• [DATA FOR THIS TASK]:
********************
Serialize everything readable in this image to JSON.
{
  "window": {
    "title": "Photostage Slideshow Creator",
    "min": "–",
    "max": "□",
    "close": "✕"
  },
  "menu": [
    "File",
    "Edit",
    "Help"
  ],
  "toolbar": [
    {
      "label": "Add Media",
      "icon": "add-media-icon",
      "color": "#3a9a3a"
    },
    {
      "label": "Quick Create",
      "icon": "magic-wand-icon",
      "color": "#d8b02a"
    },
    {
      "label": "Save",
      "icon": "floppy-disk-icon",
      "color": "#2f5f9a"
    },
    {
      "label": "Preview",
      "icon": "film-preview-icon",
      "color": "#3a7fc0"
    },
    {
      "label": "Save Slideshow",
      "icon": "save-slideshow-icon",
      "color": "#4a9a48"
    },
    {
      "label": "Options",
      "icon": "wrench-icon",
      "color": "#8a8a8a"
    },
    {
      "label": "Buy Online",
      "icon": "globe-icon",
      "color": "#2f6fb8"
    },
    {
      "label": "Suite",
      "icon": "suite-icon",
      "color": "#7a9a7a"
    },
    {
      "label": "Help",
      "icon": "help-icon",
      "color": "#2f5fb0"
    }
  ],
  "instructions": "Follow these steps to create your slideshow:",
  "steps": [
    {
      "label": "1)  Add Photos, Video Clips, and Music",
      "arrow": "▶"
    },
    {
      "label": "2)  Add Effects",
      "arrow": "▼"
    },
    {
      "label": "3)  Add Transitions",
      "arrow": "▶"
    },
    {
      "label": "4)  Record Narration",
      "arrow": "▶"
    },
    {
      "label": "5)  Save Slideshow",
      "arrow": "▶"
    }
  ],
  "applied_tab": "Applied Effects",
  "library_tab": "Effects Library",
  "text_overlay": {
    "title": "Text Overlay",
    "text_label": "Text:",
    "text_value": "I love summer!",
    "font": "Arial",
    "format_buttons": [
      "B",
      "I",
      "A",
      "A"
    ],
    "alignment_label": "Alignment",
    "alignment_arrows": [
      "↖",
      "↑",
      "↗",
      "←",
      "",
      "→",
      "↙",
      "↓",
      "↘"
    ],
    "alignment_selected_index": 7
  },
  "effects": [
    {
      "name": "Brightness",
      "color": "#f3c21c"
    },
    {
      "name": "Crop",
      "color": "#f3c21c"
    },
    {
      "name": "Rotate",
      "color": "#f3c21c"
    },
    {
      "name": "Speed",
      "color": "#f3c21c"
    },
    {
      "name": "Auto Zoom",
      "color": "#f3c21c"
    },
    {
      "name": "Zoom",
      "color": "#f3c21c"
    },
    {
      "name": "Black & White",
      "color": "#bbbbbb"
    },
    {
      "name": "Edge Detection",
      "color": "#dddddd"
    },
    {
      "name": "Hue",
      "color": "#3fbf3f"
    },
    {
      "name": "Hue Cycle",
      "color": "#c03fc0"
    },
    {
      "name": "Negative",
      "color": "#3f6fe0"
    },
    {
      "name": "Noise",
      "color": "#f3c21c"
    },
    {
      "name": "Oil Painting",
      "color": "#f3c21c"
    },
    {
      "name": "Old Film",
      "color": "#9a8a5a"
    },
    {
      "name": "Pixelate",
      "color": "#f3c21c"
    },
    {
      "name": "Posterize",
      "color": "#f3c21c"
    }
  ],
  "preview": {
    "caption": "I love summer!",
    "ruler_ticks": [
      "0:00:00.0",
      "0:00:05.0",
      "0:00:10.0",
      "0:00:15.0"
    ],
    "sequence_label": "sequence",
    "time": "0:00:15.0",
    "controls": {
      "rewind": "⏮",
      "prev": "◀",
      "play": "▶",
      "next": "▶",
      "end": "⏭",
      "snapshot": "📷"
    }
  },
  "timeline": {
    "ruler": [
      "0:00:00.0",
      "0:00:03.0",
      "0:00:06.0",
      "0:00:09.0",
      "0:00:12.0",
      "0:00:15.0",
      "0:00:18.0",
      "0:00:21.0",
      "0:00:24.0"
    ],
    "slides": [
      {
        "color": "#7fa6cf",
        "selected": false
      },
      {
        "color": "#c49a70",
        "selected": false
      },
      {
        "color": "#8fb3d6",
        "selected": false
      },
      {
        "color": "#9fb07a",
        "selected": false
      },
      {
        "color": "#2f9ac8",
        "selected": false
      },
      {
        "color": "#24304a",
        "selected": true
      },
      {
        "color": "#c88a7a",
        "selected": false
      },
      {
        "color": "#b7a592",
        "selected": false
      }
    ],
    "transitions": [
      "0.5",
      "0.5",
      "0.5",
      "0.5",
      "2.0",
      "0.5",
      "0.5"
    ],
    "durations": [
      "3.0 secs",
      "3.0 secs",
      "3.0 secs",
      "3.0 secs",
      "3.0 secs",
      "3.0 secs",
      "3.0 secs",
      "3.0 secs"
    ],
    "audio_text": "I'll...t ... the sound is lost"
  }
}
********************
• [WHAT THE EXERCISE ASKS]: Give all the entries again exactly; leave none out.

• [SOLUTION FOR THIS PROBLEM]:
Serialize everything readable in this image to JSON.
{
  "window": {
    "title": "Photostage Slideshow Creator",
    "min": "–",
    "max": "□",
    "close": "✕"
  },
  "menu": [
    "File",
    "Edit",
    "Help"
  ],
  "toolbar": [
    {
      "label": "Add Media",
      "icon": "add-media-icon",
      "color": "#3a9a3a"
    },
    {
      "label": "Quick Create",
      "icon": "magic-wand-icon",
      "color": "#d8b02a"
    },
    {
      "label": "Save",
      "icon": "floppy-disk-icon",
      "color": "#2f5f9a"
    },
    {
      "label": "Preview",
      "icon": "film-preview-icon",
      "color": "#3a7fc0"
    },
    {
      "label": "Save Slideshow",
      "icon": "save-slideshow-icon",
      "color": "#4a9a48"
    },
    {
      "label": "Options",
      "icon": "wrench-icon",
      "color": "#8a8a8a"
    },
    {
      "label": "Buy Online",
      "icon": "globe-icon",
      "color": "#2f6fb8"
    },
    {
      "label": "Suite",
      "icon": "suite-icon",
      "color": "#7a9a7a"
    },
    {
      "label": "Help",
      "icon": "help-icon",
      "color": "#2f5fb0"
    }
  ],
  "instructions": "Follow these steps to create your slideshow:",
  "steps": [
    {
      "label": "1)  Add Photos, Video Clips, and Music",
      "arrow": "▶"
    },
    {
      "label": "2)  Add Effects",
      "arrow": "▼"
    },
    {
      "label": "3)  Add Transitions",
      "arrow": "▶"
    },
    {
      "label": "4)  Record Narration",
      "arrow": "▶"
    },
    {
      "label": "5)  Save Slideshow",
      "arrow": "▶"
    }
  ],
  "applied_tab": "Applied Effects",
  "library_tab": "Effects Library",
  "text_overlay": {
    "title": "Text Overlay",
    "text_label": "Text:",
    "text_value": "I love summer!",
    "font": "Arial",
    "format_buttons": [
      "B",
      "I",
      "A",
      "A"
    ],
    "alignment_label": "Alignment",
    "alignment_arrows": [
      "↖",
      "↑",
      "↗",
      "←",
      "",
      "→",
      "↙",
      "↓",
      "↘"
    ],
    "alignment_selected_index": 7
  },
  "effects": [
    {
      "name": "Brightness",
      "color": "#f3c21c"
    },
    {
      "name": "Crop",
      "color": "#f3c21c"
    },
    {
      "name": "Rotate",
      "color": "#f3c21c"
    },
    {
      "name": "Speed",
      "color": "#f3c21c"
    },
    {
      "name": "Auto Zoom",
      "color": "#f3c21c"
    },
    {
      "name": "Zoom",
      "color": "#f3c21c"
    },
    {
      "name": "Black & White",
      "color": "#bbbbbb"
    },
    {
      "name": "Edge Detection",
      "color": "#dddddd"
    },
    {
      "name": "Hue",
      "color": "#3fbf3f"
    },
    {
      "name": "Hue Cycle",
      "color": "#c03fc0"
    },
    {
      "name": "Negative",
      "color": "#3f6fe0"
    },
    {
      "name": "Noise",
      "color": "#f3c21c"
    },
    {
      "name": "Oil Painting",
      "color": "#f3c21c"
    },
    {
      "name": "Old Film",
      "color": "#9a8a5a"
    },
    {
      "name": "Pixelate",
      "color": "#f3c21c"
    },
    {
      "name": "Posterize",
      "color": "#f3c21c"
    }
  ],
  "preview": {
    "caption": "I love summer!",
    "ruler_ticks": [
      "0:00:00.0",
      "0:00:05.0",
      "0:00:10.0",
      "0:00:15.0"
    ],
    "sequence_label": "sequence",
    "time": "0:00:15.0",
    "controls": {
      "rewind": "⏮",
      "prev": "◀",
      "play": "▶",
      "next": "▶",
      "end": "⏭",
      "snapshot": "📷"
    }
  },
  "timeline": {
    "ruler": [
      "0:00:00.0",
      "0:00:03.0",
      "0:00:06.0",
      "0:00:09.0",
      "0:00:12.0",
      "0:00:15.0",
      "0:00:18.0",
      "0:00:21.0",
      "0:00:24.0"
    ],
    "slides": [
      {
        "color": "#7fa6cf",
        "selected": false
      },
      {
        "color": "#c49a70",
        "selected": false
      },
      {
        "color": "#8fb3d6",
        "selected": false
      },
      {
        "color": "#9fb07a",
        "selected": false
      },
      {
        "color": "#2f9ac8",
        "selected": false
      },
      {
        "color": "#24304a",
        "selected": true
      },
      {
        "color": "#c88a7a",
        "selected": false
      },
      {
        "color": "#b7a592",
        "selected": false
      }
    ],
    "transitions": [
      "0.5",
      "0.5",
      "0.5",
      "0.5",
      "2.0",
      "0.5",
      "0.5"
    ],
    "durations": [
      "3.0 secs",
      "3.0 secs",
      "3.0 secs",
      "3.0 secs",
      "3.0 secs",
      "3.0 secs",
      "3.0 secs",
      "3.0 secs"
    ],
    "audio_text": "I'll...t ... the sound is lost"
  }
}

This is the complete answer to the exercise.